    With that repair completed, I visited the Qwest Web site and self provisioned a service ticket. At 5:30 PM the same day, I had two trucks from Qwest show up to repair my loose line. I actually felt somewhat sheepish. This was not a major problem at all–after all, I still had service–and there are literally still tens of thousands of people without power in the Seattle area. Nevertheless, the two Qwest guys got out their ladder it inspect my problem. Within a half hour, they too had completed their repair–complete with sawing down some tree branches from a neighbor’s tree that were interfering with both my phone and cable lines.

    In both cases, the guys from Comcast and Qwest could not have been nicer or more professional. In the past I have been quick to criticize these companies, but I have to give them some serious props for their service yesterday.

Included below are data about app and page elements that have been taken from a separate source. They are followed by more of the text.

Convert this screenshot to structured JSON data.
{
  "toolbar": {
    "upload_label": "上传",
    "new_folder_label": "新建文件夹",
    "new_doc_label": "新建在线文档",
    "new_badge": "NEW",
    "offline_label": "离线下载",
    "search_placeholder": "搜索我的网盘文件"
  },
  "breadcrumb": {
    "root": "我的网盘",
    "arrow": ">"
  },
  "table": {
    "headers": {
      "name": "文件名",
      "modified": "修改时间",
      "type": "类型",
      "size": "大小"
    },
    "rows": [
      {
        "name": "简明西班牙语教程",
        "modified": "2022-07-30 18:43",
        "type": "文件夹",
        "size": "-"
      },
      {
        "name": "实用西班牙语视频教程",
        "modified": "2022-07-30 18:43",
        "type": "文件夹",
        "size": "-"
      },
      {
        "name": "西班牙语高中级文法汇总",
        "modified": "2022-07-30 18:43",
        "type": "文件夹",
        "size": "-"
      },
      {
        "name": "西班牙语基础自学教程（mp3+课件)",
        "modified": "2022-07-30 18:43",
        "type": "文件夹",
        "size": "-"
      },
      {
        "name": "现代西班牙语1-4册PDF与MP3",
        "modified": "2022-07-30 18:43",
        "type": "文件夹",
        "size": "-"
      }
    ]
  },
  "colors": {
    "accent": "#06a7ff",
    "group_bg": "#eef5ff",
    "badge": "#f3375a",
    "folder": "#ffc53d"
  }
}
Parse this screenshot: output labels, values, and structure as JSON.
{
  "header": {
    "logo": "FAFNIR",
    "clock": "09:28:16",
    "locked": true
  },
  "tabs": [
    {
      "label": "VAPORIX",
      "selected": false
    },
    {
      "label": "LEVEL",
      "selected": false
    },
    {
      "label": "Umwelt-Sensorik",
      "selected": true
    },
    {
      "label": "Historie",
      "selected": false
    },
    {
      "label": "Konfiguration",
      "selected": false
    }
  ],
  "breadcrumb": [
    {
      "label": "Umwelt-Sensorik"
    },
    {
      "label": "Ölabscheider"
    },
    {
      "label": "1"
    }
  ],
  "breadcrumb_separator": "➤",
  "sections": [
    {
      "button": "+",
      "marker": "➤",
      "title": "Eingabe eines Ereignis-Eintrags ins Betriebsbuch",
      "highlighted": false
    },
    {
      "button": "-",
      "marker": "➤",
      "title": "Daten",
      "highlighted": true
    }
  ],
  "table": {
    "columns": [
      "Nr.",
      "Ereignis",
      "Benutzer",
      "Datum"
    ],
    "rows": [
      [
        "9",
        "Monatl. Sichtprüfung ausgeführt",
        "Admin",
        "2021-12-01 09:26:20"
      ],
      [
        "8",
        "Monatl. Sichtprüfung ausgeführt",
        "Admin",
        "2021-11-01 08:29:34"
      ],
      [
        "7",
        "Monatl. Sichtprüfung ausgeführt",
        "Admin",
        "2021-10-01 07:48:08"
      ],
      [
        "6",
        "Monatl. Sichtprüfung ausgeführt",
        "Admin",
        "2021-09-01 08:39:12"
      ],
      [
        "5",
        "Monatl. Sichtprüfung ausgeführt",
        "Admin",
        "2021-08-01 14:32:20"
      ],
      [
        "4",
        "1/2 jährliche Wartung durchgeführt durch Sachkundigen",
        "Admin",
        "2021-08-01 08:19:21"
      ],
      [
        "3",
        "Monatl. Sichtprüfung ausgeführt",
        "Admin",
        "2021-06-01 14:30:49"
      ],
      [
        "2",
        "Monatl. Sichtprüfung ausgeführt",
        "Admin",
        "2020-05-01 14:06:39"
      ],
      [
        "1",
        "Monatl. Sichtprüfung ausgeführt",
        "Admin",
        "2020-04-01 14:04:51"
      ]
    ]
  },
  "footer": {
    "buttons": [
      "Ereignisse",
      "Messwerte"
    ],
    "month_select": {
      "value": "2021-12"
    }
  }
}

In the aftermath of the storm, the guys in the field are working incredible hours in terrible circumstances, and they couldn’t have exceeded my expectations more!

    Sincerely,

    David Schwartz
    Seattle, WA”

— BEN POPKEN

Comments

Edit Your Comment

  1. Robin_Hood says:

    This is what happens when the red tape is removed from the system. People do the right thing the first time.

  2. Curse says:

    Sadly, I think this person’s experience with Comcast might be the exception, rather than the rule in the storm.

    My parents experienced both a power and cable outage during the December storm. Phone service (through Qwest) did not appear to be interrupted. Their power was turned back on after five days, the cable took a lot longer. When they got their power back on, my father was able to access the Comcast web chat by borrowing a dial-up account, and none of the customer service representatives were any help.

    First, they had him troubleshoot his connection, and when that failed, the customer service agent decided that dispatching someone to his home would be the best solution. After trying to find a good time to send someone out, and fiddling around a bit more, the customer service agent discovered that there was a complete service outage for the area; doesn’t this seem like it would be good information to have upfront, BEFORE you make someone troubleshoot their connection?

    Comcast’s website also made no mention of the outage. Luckily, another customer in their forums mentioned that they saw the actual Comcast lines down, but no Comcast trucks in the area.

    Comcast’s poor customer service efforts even got a mention in the local paper here. Apparently, customer service agents for Comcast were blaming local phone provider Qwest for their outage problems, even though the systems are completely separate.

  3. drtimhill says:

    While I do agree that Comcast came through well in the emergency (and I was right in the middle of the worst hit area), I do think they have a truly awful Web site (www.comcast.com). Take a moment to look at this site. Notice anything? It’s basically just a sales machine. You can find out about stuff you can buy, and order it, and add stuff on. But what about customer service? What about online information about outages? How about reporting them online?

    I checked the site a few days after the storm, when we were still without service, and could find no mention whatsoever that the storm had even happened! Pretty much every other utility’s web site had up-to-date information and emergency contact information. Comcast.com was still merrily selling the latest $$$ upgrades.

    Sites like these shout “we despise you, customer” louder than even the worst customer service, imho.

    Oh, and bear in mind that while TV is hardly a necessity, Comcast these days offers VOIP phone service.

  4. denki says:

    It took 3 and a half days after the storm for the internet to be availible again for me, but because I knew it was a wide-spread problem and not localized to my house I just sat on it. I can either blame my ISP, or the provider the ISP is outsorcing, Qwest. I choose Qwest!

    Actually, the storm did me good because I just went to the local gigantic University of Washington and got work done away from home using completely untapped T1 lines…so, thanks for being slow, Qwest!